### TASK TO CARRY OUT
Write out the data word for word and drop any picture you find.
<<<<
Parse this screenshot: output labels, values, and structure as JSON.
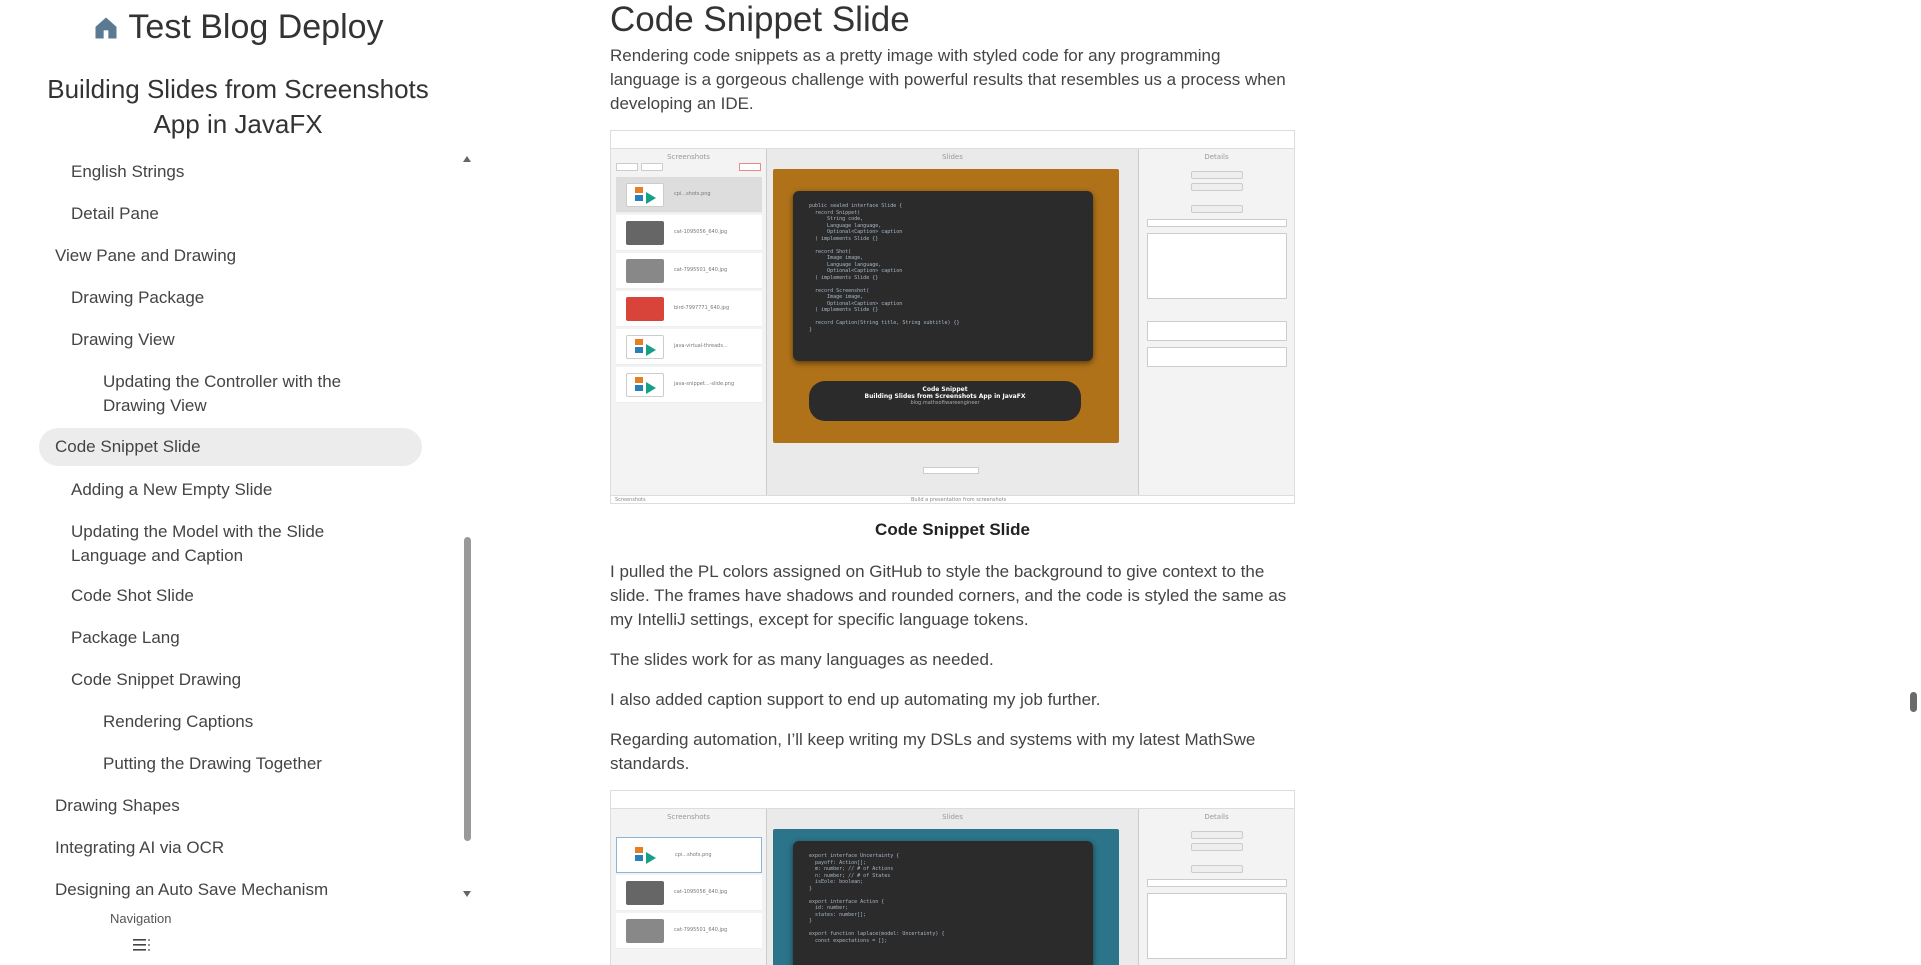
{
  "sidebar": {
    "site_title": "Test Blog Deploy",
    "article_title": "Building Slides from Screenshots App in JavaFX",
    "toc": [
      {
        "label": "English Strings",
        "level": 2
      },
      {
        "label": "Detail Pane",
        "level": 2
      },
      {
        "label": "View Pane and Drawing",
        "level": 1
      },
      {
        "label": "Drawing Package",
        "level": 2
      },
      {
        "label": "Drawing View",
        "level": 2
      },
      {
        "label": "Updating the Controller with the Drawing View",
        "level": 3
      },
      {
        "label": "Code Snippet Slide",
        "level": 1,
        "active": true
      },
      {
        "label": "Adding a New Empty Slide",
        "level": 2
      },
      {
        "label": "Updating the Model with the Slide Language and Caption",
        "level": 2
      },
      {
        "label": "Code Shot Slide",
        "level": 2
      },
      {
        "label": "Package Lang",
        "level": 2
      },
      {
        "label": "Code Snippet Drawing",
        "level": 2
      },
      {
        "label": "Rendering Captions",
        "level": 3
      },
      {
        "label": "Putting the Drawing Together",
        "level": 3
      },
      {
        "label": "Drawing Shapes",
        "level": 1
      },
      {
        "label": "Integrating AI via OCR",
        "level": 1
      },
      {
        "label": "Designing an Auto Save Mechanism",
        "level": 1
      }
    ],
    "nav_label": "Navigation"
  },
  "main": {
    "heading": "Code Snippet Slide",
    "intro": "Rendering code snippets as a pretty image with styled code for any programming language is a gorgeous challenge with powerful results that resembles us a process when developing an IDE.",
    "figure_caption": "Code Snippet Slide",
    "paragraphs": [
      "I pulled the PL colors assigned on GitHub to style the background to give context to the slide. The frames have shadows and rounded corners, and the code is styled the same as my IntelliJ settings, except for specific language tokens.",
      "The slides work for as many languages as needed.",
      "I also added caption support to end up automating my job further.",
      "Regarding automation, I’ll keep writing my DSLs and systems with my latest MathSwe standards."
    ]
  },
  "screenshot1": {
    "pane_titles": [
      "Screenshots",
      "Slides",
      "Details"
    ],
    "files": [
      "cpi...shots.png",
      "cat-1095056_640.jpg",
      "cat-7995501_640.jpg",
      "bird-7997771_640.jpg",
      "java-virtual-threads...",
      "java-snippet...-slide.png"
    ],
    "code": "public sealed interface Slide {\n  record Snippet(\n      String code,\n      Language language,\n      Optional<Caption> caption\n  ) implements Slide {}\n\n  record Shot(\n      Image image,\n      Language language,\n      Optional<Caption> caption\n  ) implements Slide {}\n\n  record Screenshot(\n      Image image,\n      Optional<Caption> caption\n  ) implements Slide {}\n\n  record Caption(String title, String subtitle) {}\n}",
    "caption_title": "Code Snippet",
    "caption_subtitle": "Building Slides from Screenshots App in JavaFX",
    "caption_url": "blog.mathsoftwareengineer",
    "status_left": "Screenshots",
    "status_center": "Build a presentation from screenshots",
    "colors": {
      "slide_bg": "#b07219"
    }
  },
  "screenshot2": {
    "pane_titles": [
      "Screenshots",
      "Slides",
      "Details"
    ],
    "files": [
      "cpi...shots.png",
      "cat-1095056_640.jpg",
      "cat-7995501_640.jpg"
    ],
    "code": "export interface Uncertainty {\n  payoff: Action[];\n  m: number; // # of Actions\n  n: number; // # of States\n  isEole: boolean;\n}\n\nexport interface Action {\n  id: number;\n  states: number[];\n}\n\nexport function laplace(model: Uncertainty) {\n  const expectations = [];",
    "colors": {
      "slide_bg": "#2b7489"
    }
  }
}
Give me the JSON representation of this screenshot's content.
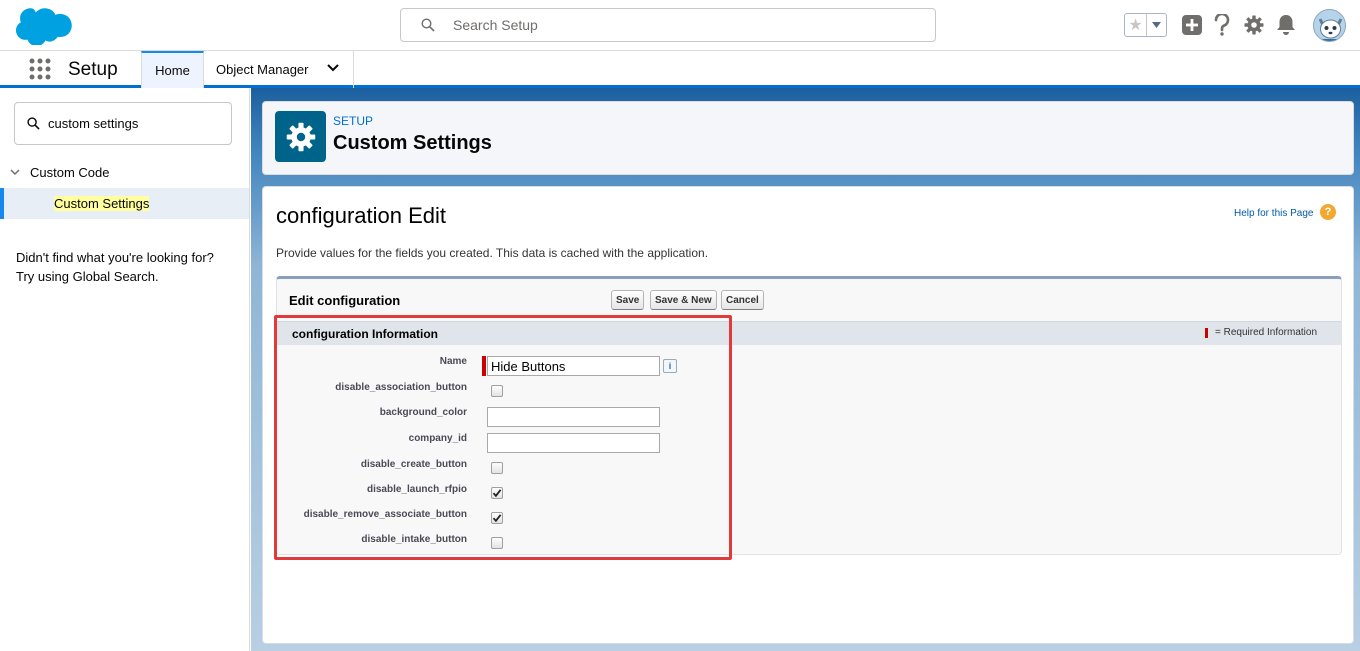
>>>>
### TASK RESULT
Parse this screenshot: output labels, values, and structure as JSON.
{
  "sidebar": {
    "site_title": "Test Blog Deploy",
    "article_title": "Building Slides from Screenshots App in JavaFX",
    "toc": [
      {
        "label": "English Strings",
        "level": 2
      },
      {
        "label": "Detail Pane",
        "level": 2
      },
      {
        "label": "View Pane and Drawing",
        "level": 1
      },
      {
        "label": "Drawing Package",
        "level": 2
      },
      {
        "label": "Drawing View",
        "level": 2
      },
      {
        "label": "Updating the Controller with the Drawing View",
        "level": 3
      },
      {
        "label": "Code Snippet Slide",
        "level": 1,
        "active": true
      },
      {
        "label": "Adding a New Empty Slide",
        "level": 2
      },
      {
        "label": "Updating the Model with the Slide Language and Caption",
        "level": 2
      },
      {
        "label": "Code Shot Slide",
        "level": 2
      },
      {
        "label": "Package Lang",
        "level": 2
      },
      {
        "label": "Code Snippet Drawing",
        "level": 2
      },
      {
        "label": "Rendering Captions",
        "level": 3
      },
      {
        "label": "Putting the Drawing Together",
        "level": 3
      },
      {
        "label": "Drawing Shapes",
        "level": 1
      },
      {
        "label": "Integrating AI via OCR",
        "level": 1
      },
      {
        "label": "Designing an Auto Save Mechanism",
        "level": 1
      }
    ],
    "nav_label": "Navigation"
  },
  "main": {
    "heading": "Code Snippet Slide",
    "intro": "Rendering code snippets as a pretty image with styled code for any programming language is a gorgeous challenge with powerful results that resembles us a process when developing an IDE.",
    "figure_caption": "Code Snippet Slide",
    "paragraphs": [
      "I pulled the PL colors assigned on GitHub to style the background to give context to the slide. The frames have shadows and rounded corners, and the code is styled the same as my IntelliJ settings, except for specific language tokens.",
      "The slides work for as many languages as needed.",
      "I also added caption support to end up automating my job further.",
      "Regarding automation, I’ll keep writing my DSLs and systems with my latest MathSwe standards."
    ]
  },
  "screenshot1": {
    "pane_titles": [
      "Screenshots",
      "Slides",
      "Details"
    ],
    "files": [
      "cpi...shots.png",
      "cat-1095056_640.jpg",
      "cat-7995501_640.jpg",
      "bird-7997771_640.jpg",
      "java-virtual-threads...",
      "java-snippet...-slide.png"
    ],
    "code": "public sealed interface Slide {\n  record Snippet(\n      String code,\n      Language language,\n      Optional<Caption> caption\n  ) implements Slide {}\n\n  record Shot(\n      Image image,\n      Language language,\n      Optional<Caption> caption\n  ) implements Slide {}\n\n  record Screenshot(\n      Image image,\n      Optional<Caption> caption\n  ) implements Slide {}\n\n  record Caption(String title, String subtitle) {}\n}",
    "caption_title": "Code Snippet",
    "caption_subtitle": "Building Slides from Screenshots App in JavaFX",
    "caption_url": "blog.mathsoftwareengineer",
    "status_left": "Screenshots",
    "status_center": "Build a presentation from screenshots",
    "colors": {
      "slide_bg": "#b07219"
    }
  },
  "screenshot2": {
    "pane_titles": [
      "Screenshots",
      "Slides",
      "Details"
    ],
    "files": [
      "cpi...shots.png",
      "cat-1095056_640.jpg",
      "cat-7995501_640.jpg"
    ],
    "code": "export interface Uncertainty {\n  payoff: Action[];\n  m: number; // # of Actions\n  n: number; // # of States\n  isEole: boolean;\n}\n\nexport interface Action {\n  id: number;\n  states: number[];\n}\n\nexport function laplace(model: Uncertainty) {\n  const expectations = [];",
    "colors": {
      "slide_bg": "#2b7489"
    }
  }
}
Give me the JSON representation of this screenshot's content.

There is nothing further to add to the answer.